What Being A Father To My Daughter Has Taught Me About Feminism
In a little less than a month my daughter Penny will be turning two years old; and in that two years I have learned a lot about everything females have to deal with on a day to day. Now obviously my daughter isn’t really dealing with anything, but having her forced me to open my eyes to what goes on around me. I’ve never made a big deal about feminism; I wasn’t against I just try and be a decent human being to everyone. I don’t need a social movement to tell me not to be treat woman like second class citizens.
Whenever I would be put in situation with a group of males I would have to listen about the “bitches” they got with over the weekend; I always felt awkward because I would never have anything to say in these conversations. Not because I don’t have sex (I have a daughter so I clearly do) but because I don’t like referring to people like they are less than they are.
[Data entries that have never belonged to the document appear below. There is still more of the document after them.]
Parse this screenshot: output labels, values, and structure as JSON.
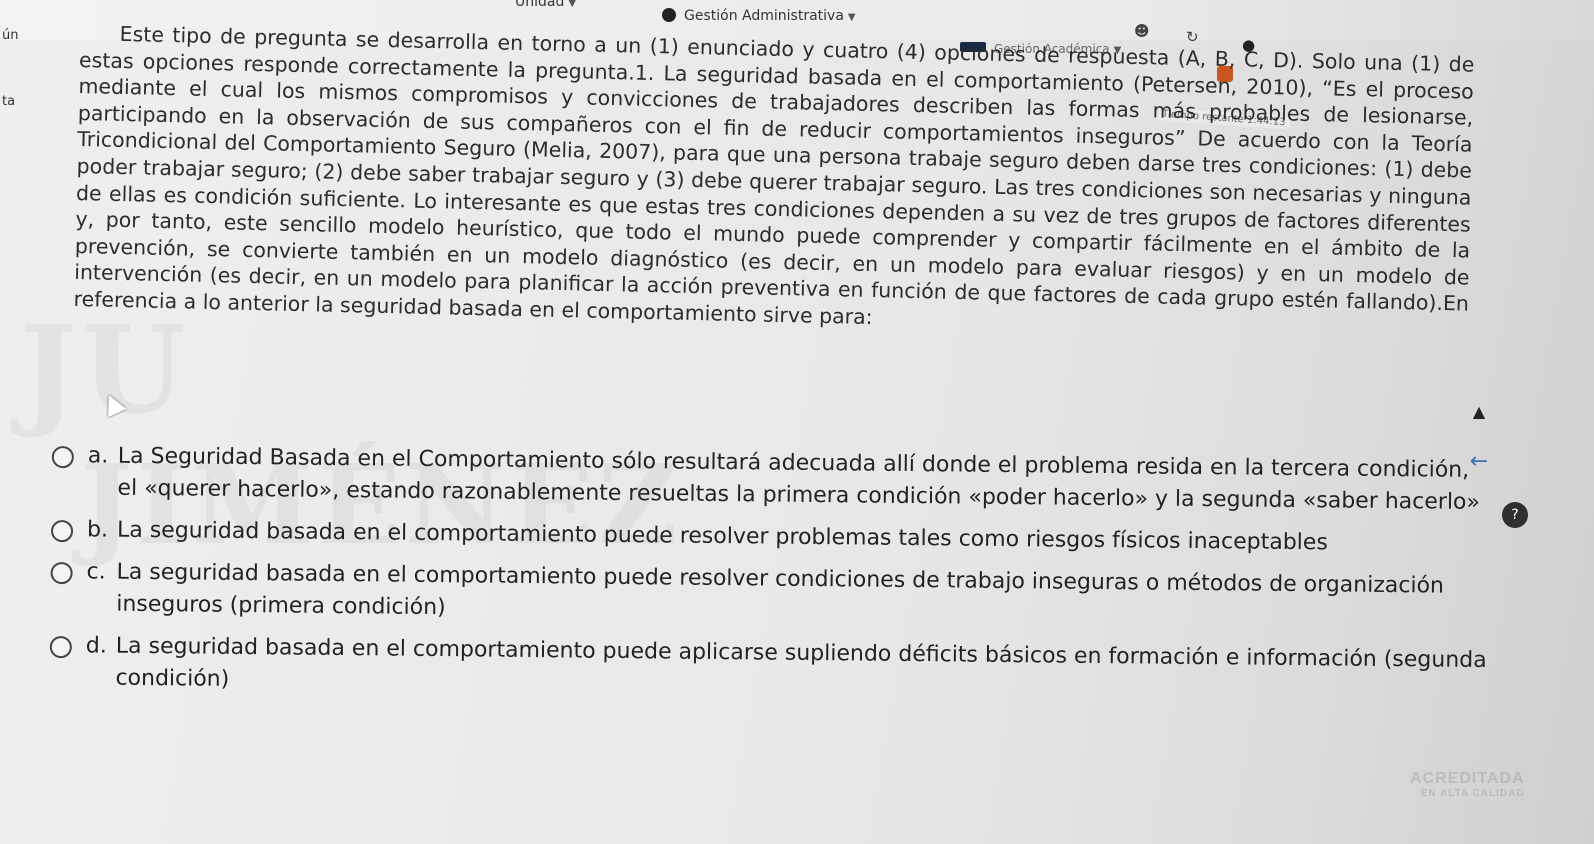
{
  "nav": {
    "item1": "Unidad",
    "item2": "Gestión Administrativa",
    "item3": "Gestión Académica"
  },
  "timer": "Tiempo restante 1:44:13",
  "sidebar": {
    "label1": "ún",
    "label2": "ta"
  },
  "question": {
    "stem": "Este tipo de pregunta se desarrolla en torno a un (1) enunciado y cuatro (4) opciones de respuesta (A, B, C, D). Solo una (1) de estas opciones responde correctamente la pregunta.1. La seguridad basada en el comportamiento (Petersen, 2010), “Es el proceso mediante el cual los mismos compromisos y convicciones de trabajadores describen las formas más probables de lesionarse, participando en la observación de sus compañeros con el fin de reducir comportamientos inseguros” De acuerdo con la Teoría Tricondicional del Comportamiento Seguro (Melia, 2007), para que una persona trabaje seguro deben darse tres condiciones: (1) debe poder trabajar seguro; (2) debe saber trabajar seguro y (3) debe querer trabajar seguro. Las tres condiciones son necesarias y ninguna de ellas es condición suficiente. Lo interesante es que estas tres condiciones dependen a su vez de tres grupos de factores diferentes y, por tanto, este sencillo modelo heurístico, que todo el mundo puede comprender y compartir fácilmente en el ámbito de la prevención, se convierte también en un modelo diagnóstico (es decir, en un modelo para evaluar riesgos) y en un modelo de intervención (es decir, en un modelo para planificar la acción preventiva en función de que factores de cada grupo estén fallando).En referencia a lo anterior la seguridad basada en el comportamiento sirve para:"
  },
  "options": [
    {
      "letter": "a.",
      "text": "La Seguridad Basada en el Comportamiento sólo resultará adecuada allí donde el problema resida en la tercera condición, el «querer hacerlo», estando razonablemente resueltas la primera condición «poder hacerlo» y la segunda «saber hacerlo»"
    },
    {
      "letter": "b.",
      "text": "La seguridad basada en el comportamiento puede resolver problemas tales como riesgos físicos inaceptables"
    },
    {
      "letter": "c.",
      "text": "La seguridad basada en el comportamiento puede resolver condiciones de trabajo inseguras o métodos de organización inseguros (primera condición)"
    },
    {
      "letter": "d.",
      "text": "La seguridad basada en el comportamiento puede aplicarse supliendo déficits básicos en formación e información (segunda condición)"
    }
  ],
  "watermarks": {
    "w1": "JU",
    "w2": "JIMÉNEZ"
  },
  "accreditation": {
    "line1": "ACREDITADA",
    "line2": "EN ALTA CALIDAD"
  },
  "colors": {
    "accent_orange": "#c9571f",
    "nav_icon": "#1b2a44",
    "back_arrow": "#3b6fb6"
  }
}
I don’t think its “cool” and I don’t understand why some guys feel like they have a right when it comes to woman.
Once my daughter was born I would get a little more aggressive in these situations. No longer was it just some faceless girl that slept with a bro the night before. I was picturing some kid speaking like this about my little girl. It enraged me. And I would ask these guys how they would feel if someone was talking about their sister or mother like that. Most of them said they would be pissed off and try and fight whoever was saying those things. Then why do they feel those rules don’t apply to them when they are talking about someone else’s sister or daughter?
All of you have probably heard of Brock Turner before. I followed this case rather closely; my mind was being blown by the excuses that were being made by his defense and his family. More than anything I think what made me the most upset was the use of the classic phrase of “boys will be boys”. Even if you are the mother of this person, how can you try and justify awful behavior by of the anatomy he has? And that’s what they were doing, they didn’t deny it they justified it. “Yeah our son forced that girl to have sex but he’s a boy and boys will be boys.” The next defense they tried to use it “well she was drunk and she shouldn’t have been” ; now how is that possibly fair. Your son is allowed to get loaded and rape but because she is a female she can’t cut loose because someone never taught their son not to be a terrible person?
That is something I really struggled with. There is a pretty good chance that one day my daughter will be of age and will want to go out with her friends for a drink, and it terrifies me that she will have to decide if she should or not. Not because of any health or responsibility reasons but because who knows if there is some creep waiting around a corner.
It doesn’t help that our culture jumps right to victim blaming “What were you wearing?” “Had you been drinking?” “Did you say yes then change your mind afterward?” None of those questions should ever be asked of anyone. If someone wants to get drunk and walk down the street naked (while yes it is against the law) it doesn’t give anyone else the right to lay a finger on them.
So what having my daughter has taught me is that more than ever we need feminism; not for me I was lucky enough to have drawn the big straw as far as gender goes things are easier for me but we need to teach our daughters, sisters, nieces, granddaughters, and any other woman in your life that they can do anything they want to do. They don’t belong to anyone else. And if they don’t want to do something then don’t. If they want to go be cops, soldiers, fighters awesome; if they want to be wives and mothers that’s awesome too.
I want to fill my daughter with the strength to believe in herself. Any woman reading this, everything you just read applies to you too, it doesn’t matter how old you are. You can still do anything you want to do, don’t let anyone tell you different.